The board discussed how the 2006 referendum of $575,000 over three years was directly deposited into the school’s account to create a fund balance that would eliminate the need to borrow short-term to cover regular expenses.

“We have so much to be proud of,” board president Ryan Carver said. “We had promises made and kept.”

Andres discussed how the school is in great financial shape now, because of the past 12 years of public support.

“There are many complications to the financial picture coming up,” Andres said. He noted the state aid formula tracking student enrollment over the previous three years to use a rolling average for the aid amount, meaning the school’s declining enrollment is going to continue to hurt their state aid allocations. Benton currently has 241 members and has been losing approximately five students each year based on the size of the outgoing graduating class compared to the incoming kindergarten classThe school board is preparing for that trend to continue, although they would like to also work on options and ideas to attract more families to the school district.
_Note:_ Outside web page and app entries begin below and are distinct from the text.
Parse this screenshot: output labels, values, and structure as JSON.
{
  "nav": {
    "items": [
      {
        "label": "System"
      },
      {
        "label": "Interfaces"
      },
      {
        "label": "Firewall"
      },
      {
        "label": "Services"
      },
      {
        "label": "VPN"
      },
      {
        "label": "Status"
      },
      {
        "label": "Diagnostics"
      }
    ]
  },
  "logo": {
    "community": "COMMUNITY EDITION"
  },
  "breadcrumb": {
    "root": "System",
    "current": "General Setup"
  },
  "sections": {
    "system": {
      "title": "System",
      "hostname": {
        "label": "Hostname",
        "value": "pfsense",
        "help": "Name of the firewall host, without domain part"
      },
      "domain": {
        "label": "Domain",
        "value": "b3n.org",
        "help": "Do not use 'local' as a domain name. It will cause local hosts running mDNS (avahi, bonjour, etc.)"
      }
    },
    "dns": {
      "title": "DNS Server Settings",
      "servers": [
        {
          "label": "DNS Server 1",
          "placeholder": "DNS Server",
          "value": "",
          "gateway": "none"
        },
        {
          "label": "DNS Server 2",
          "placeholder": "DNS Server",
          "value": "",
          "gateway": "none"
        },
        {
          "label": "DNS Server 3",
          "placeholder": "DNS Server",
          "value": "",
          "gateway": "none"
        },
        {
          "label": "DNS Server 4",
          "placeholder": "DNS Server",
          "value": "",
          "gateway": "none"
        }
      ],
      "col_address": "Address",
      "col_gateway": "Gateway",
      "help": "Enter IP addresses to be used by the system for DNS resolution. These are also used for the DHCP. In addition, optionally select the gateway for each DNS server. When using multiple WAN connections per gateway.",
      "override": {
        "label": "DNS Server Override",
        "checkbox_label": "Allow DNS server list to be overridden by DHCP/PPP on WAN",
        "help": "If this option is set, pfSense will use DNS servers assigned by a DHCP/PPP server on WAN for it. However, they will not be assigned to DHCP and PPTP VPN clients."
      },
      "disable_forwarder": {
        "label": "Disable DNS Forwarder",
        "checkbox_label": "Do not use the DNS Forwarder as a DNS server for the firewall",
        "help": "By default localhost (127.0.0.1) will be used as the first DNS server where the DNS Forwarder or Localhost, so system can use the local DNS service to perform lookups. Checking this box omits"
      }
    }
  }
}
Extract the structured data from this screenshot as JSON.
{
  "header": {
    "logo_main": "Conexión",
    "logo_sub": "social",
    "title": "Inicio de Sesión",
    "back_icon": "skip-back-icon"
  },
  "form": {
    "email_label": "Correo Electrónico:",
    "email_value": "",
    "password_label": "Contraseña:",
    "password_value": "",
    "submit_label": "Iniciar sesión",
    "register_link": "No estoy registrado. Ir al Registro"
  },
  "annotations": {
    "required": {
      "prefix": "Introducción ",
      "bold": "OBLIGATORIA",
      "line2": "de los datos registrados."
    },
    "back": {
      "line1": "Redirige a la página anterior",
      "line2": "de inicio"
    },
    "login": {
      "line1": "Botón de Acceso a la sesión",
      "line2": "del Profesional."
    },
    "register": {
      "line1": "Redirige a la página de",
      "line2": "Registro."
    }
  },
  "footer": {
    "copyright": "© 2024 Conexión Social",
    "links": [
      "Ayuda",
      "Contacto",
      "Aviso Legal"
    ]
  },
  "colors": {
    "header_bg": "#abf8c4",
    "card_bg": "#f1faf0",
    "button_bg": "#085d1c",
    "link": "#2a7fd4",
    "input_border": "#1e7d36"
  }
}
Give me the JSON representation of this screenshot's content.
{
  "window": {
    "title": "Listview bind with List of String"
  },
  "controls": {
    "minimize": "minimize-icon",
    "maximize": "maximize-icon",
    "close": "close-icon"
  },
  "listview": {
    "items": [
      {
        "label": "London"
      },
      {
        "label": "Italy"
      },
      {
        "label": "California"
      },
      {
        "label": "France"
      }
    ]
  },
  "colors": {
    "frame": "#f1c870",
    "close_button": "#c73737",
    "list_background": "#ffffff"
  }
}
The 20-year debt for the school’s construction project in 2000 will be paid off in 2020 and the aid for that payment will drop off in 2021, reducing the aid by $132,600.

The board also discussed a three-year referendum, which is how it was presented in the past, versus a four-year referendum. This year, new legislation factored into the decision because schools are no longer allowed to hold special elections for referenda. A referendum question has to be posed to the public during a regular election, which only occurs every spring and every-other fall. If the referendum were to fail in spring of an odd year, the school wouldn’t have another chance to go to the public that year and would have to wait for the following spring election.

“This is actually a different situation than in the past,” Wirth said.

The board also talked about what would happen if the school dissolved and was absorbed into another school district. Wirth said Benton Schools would be an attractive addition to any school district because of its lack of debt. However, the residents would become part of another surrounding district and would take on that district’s debt. The process would takeapproximately two years to complete and might not save taxpayers any money in the end.

“This is a fantastic school,” Andres said. “I’ve seen some amazing things happening here.”

The referendum would extend the priority the public authorized in the past, adding to it to tackle some needed projects. The ballot question only gives the school board the authority to exceed the revenue limit by a maximum amount, and doesn’t automatically levy the tax. The school board will evaluate the amount needed each year and may choose not to levy the entire referendum amount each year, based on the financial factors at the time.

If the referendum doesn’t pass, the school district will see a drop in the levy because of the 2012 referendum of $300,000 for three years coming off the levy. Also, the school anticipates a decline in its revenue limit and a reduction in state aid because of declining enrollment. And the debt payment dropping off in 2020 and the state aid payment for that debt eliminated in 2021 would decrease the tax burden.

For more information, contact district administrator Tom Andres or principal Lisa Lawrence at 608-759-4002.